        Everything? No. But what we have now is a more complex and complicated story. Hero worship is easy. Understanding the real man is a little more challenging.

        • This is a very illustrative portion of the thread to the point of the post.

  • Rob

    Today’s Washington Post has a cool story on what is believed to be the first successful genital transplant, done on an Afghanistan war vet who’d been injured by an I.E.D..

  • Mike Worcester

    The good will always outweigh the bad in the long run; it’s just unfortunate that too often we have to search harder to find that good. Worth it in the end though.

    • Rob

      The forensic evidence doesn’t support your claim, but I support your right to be an optimist. : )

      • Mike Worcester

        //…but I support your right to be an optimist. : )

        And I plan on staying one, ty. 🙂

  • Jay Sieling

    Beautiful post, Bob. Thanks. Every story like this melts snow of cynicism and helps usher in the springtime of humanity.

  • chlost

    What a wonderful reflection on our times.
    Thank you.
    Best wishes to Ashlyn and her family.

  • Guest

    side points: The actual stitching in South Africa 1st heart transplant was done by a Black who was excellent at this fine work. Because of his race, his contribution was deliberately overlooked.

    The first artificial organ (Kidney) was developed in WWII (Poland?) by a doc who had no access to others due to war. He used I think sausage casing as the filter and had trouble pumping the liquid blood. A Ford auto dealer gave him a water pump which was the solution. Mpls. did some of the very first work on artificial kidneys after the war. Others were amazed a nobody in an occupied country had performed the “impossible”.

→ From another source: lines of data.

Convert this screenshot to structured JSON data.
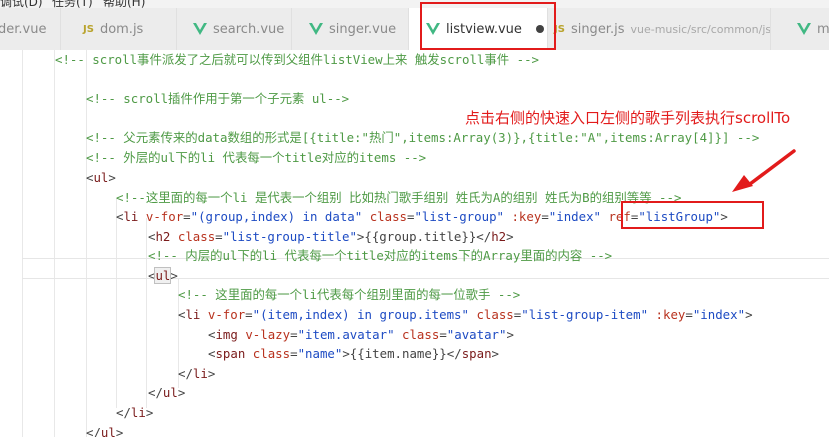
{
  "menu": [
    {
      "label": "调试(D)"
    },
    {
      "label": "任务(T)"
    },
    {
      "label": "帮助(H)"
    }
  ],
  "tabs": [
    {
      "name": "der.vue",
      "icon": "none"
    },
    {
      "name": "dom.js",
      "icon": "js"
    },
    {
      "name": "search.vue",
      "icon": "vue"
    },
    {
      "name": "singer.vue",
      "icon": "vue"
    },
    {
      "name": "listview.vue",
      "icon": "vue",
      "active": true,
      "modified": true
    },
    {
      "name": "singer.js",
      "icon": "js",
      "path": "vue-music/src/common/js"
    },
    {
      "name": "m",
      "icon": "vue"
    }
  ],
  "icons": {
    "js": "JS",
    "vue": "vue-logo-icon",
    "modified": "unsaved-dot-icon"
  },
  "colors": {
    "annotation": "#e21b1b",
    "comment": "#4e9a45",
    "tag": "#7a1b1b",
    "attr": "#b8321e",
    "string": "#1d4bc3"
  },
  "annotation": "点击右侧的快速入口左侧的歌手列表执行scrollTo",
  "code": [
    [
      {
        "k": "c",
        "t": "<!-- scroll事件派发了之后就可以传到父组件listView上来 触发scroll事件 -->"
      }
    ],
    [],
    [
      {
        "k": "c",
        "t": "<!-- scroll插件作用于第一个子元素 ul-->"
      }
    ],
    [],
    [
      {
        "k": "c",
        "t": "<!-- 父元素传来的data数组的形式是[{title:\"热门\",items:Array(3)},{title:\"A\",items:Array[4]}] -->"
      }
    ],
    [
      {
        "k": "c",
        "t": "<!-- 外层的ul下的li 代表每一个title对应的items -->"
      }
    ],
    [
      {
        "k": "p",
        "t": "<"
      },
      {
        "k": "t",
        "t": "ul"
      },
      {
        "k": "p",
        "t": ">"
      }
    ],
    [
      {
        "k": "c",
        "t": "<!--这里面的每一个li 是代表一个组别 比如热门歌手组别 姓氏为A的组别 姓氏为B的组别等等 -->"
      }
    ],
    [
      {
        "k": "p",
        "t": "<"
      },
      {
        "k": "t",
        "t": "li"
      },
      {
        "k": "p",
        "t": " "
      },
      {
        "k": "a",
        "t": "v-for"
      },
      {
        "k": "p",
        "t": "="
      },
      {
        "k": "s",
        "t": "\"(group,index) in data\""
      },
      {
        "k": "p",
        "t": " "
      },
      {
        "k": "a",
        "t": "class"
      },
      {
        "k": "p",
        "t": "="
      },
      {
        "k": "s",
        "t": "\"list-group\""
      },
      {
        "k": "p",
        "t": " "
      },
      {
        "k": "a",
        "t": ":key"
      },
      {
        "k": "p",
        "t": "="
      },
      {
        "k": "s",
        "t": "\"index\""
      },
      {
        "k": "p",
        "t": " "
      },
      {
        "k": "a",
        "t": "ref"
      },
      {
        "k": "p",
        "t": "="
      },
      {
        "k": "s",
        "t": "\"listGroup\""
      },
      {
        "k": "p",
        "t": ">"
      }
    ],
    [
      {
        "k": "p",
        "t": "<"
      },
      {
        "k": "t",
        "t": "h2"
      },
      {
        "k": "p",
        "t": " "
      },
      {
        "k": "a",
        "t": "class"
      },
      {
        "k": "p",
        "t": "="
      },
      {
        "k": "s",
        "t": "\"list-group-title\""
      },
      {
        "k": "p",
        "t": ">{{group.title}}</"
      },
      {
        "k": "t",
        "t": "h2"
      },
      {
        "k": "p",
        "t": ">"
      }
    ],
    [
      {
        "k": "c",
        "t": "<!-- 内层的ul下的li 代表每一个title对应的items下的Array里面的内容 -->"
      }
    ],
    [
      {
        "k": "p",
        "t": "<"
      },
      {
        "k": "t",
        "t": "ul",
        "hl": true
      },
      {
        "k": "p",
        "t": ">"
      }
    ],
    [
      {
        "k": "c",
        "t": "<!-- 这里面的每一个li代表每个组别里面的每一位歌手 -->"
      }
    ],
    [
      {
        "k": "p",
        "t": "<"
      },
      {
        "k": "t",
        "t": "li"
      },
      {
        "k": "p",
        "t": " "
      },
      {
        "k": "a",
        "t": "v-for"
      },
      {
        "k": "p",
        "t": "="
      },
      {
        "k": "s",
        "t": "\"(item,index) in group.items\""
      },
      {
        "k": "p",
        "t": " "
      },
      {
        "k": "a",
        "t": "class"
      },
      {
        "k": "p",
        "t": "="
      },
      {
        "k": "s",
        "t": "\"list-group-item\""
      },
      {
        "k": "p",
        "t": " "
      },
      {
        "k": "a",
        "t": ":key"
      },
      {
        "k": "p",
        "t": "="
      },
      {
        "k": "s",
        "t": "\"index\""
      },
      {
        "k": "p",
        "t": ">"
      }
    ],
    [
      {
        "k": "p",
        "t": "<"
      },
      {
        "k": "t",
        "t": "img"
      },
      {
        "k": "p",
        "t": " "
      },
      {
        "k": "a",
        "t": "v-lazy"
      },
      {
        "k": "p",
        "t": "="
      },
      {
        "k": "s",
        "t": "\"item.avatar\""
      },
      {
        "k": "p",
        "t": " "
      },
      {
        "k": "a",
        "t": "class"
      },
      {
        "k": "p",
        "t": "="
      },
      {
        "k": "s",
        "t": "\"avatar\""
      },
      {
        "k": "p",
        "t": ">"
      }
    ],
    [
      {
        "k": "p",
        "t": "<"
      },
      {
        "k": "t",
        "t": "span"
      },
      {
        "k": "p",
        "t": " "
      },
      {
        "k": "a",
        "t": "class"
      },
      {
        "k": "p",
        "t": "="
      },
      {
        "k": "s",
        "t": "\"name\""
      },
      {
        "k": "p",
        "t": ">{{item.name}}</"
      },
      {
        "k": "t",
        "t": "span"
      },
      {
        "k": "p",
        "t": ">"
      }
    ],
    [
      {
        "k": "p",
        "t": "</"
      },
      {
        "k": "t",
        "t": "li"
      },
      {
        "k": "p",
        "t": ">"
      }
    ],
    [
      {
        "k": "p",
        "t": "</"
      },
      {
        "k": "t",
        "t": "ul"
      },
      {
        "k": "p",
        "t": ">"
      }
    ],
    [
      {
        "k": "p",
        "t": "</"
      },
      {
        "k": "t",
        "t": "li"
      },
      {
        "k": "p",
        "t": ">"
      }
    ],
    [
      {
        "k": "p",
        "t": "</"
      },
      {
        "k": "t",
        "t": "ul"
      },
      {
        "k": "p",
        "t": ">"
      }
    ]
  ]
}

    Advancements are made with contributions from many players.

  • boB from WA

    I find it interesting that we take for granted the ordinary events in our lives, that once were thought impossible. My question then is this: where else in the everyday things do/can we find the extraordinary? Are we even looking? And then do we take the time to point them out so that others can revel in them as well?

    (Thanks Bob for this gift you give to us)

    Edit – I realized afterwards this is the very question you already posed. Obviously not looking at the ordinary things as well as I thought 🙁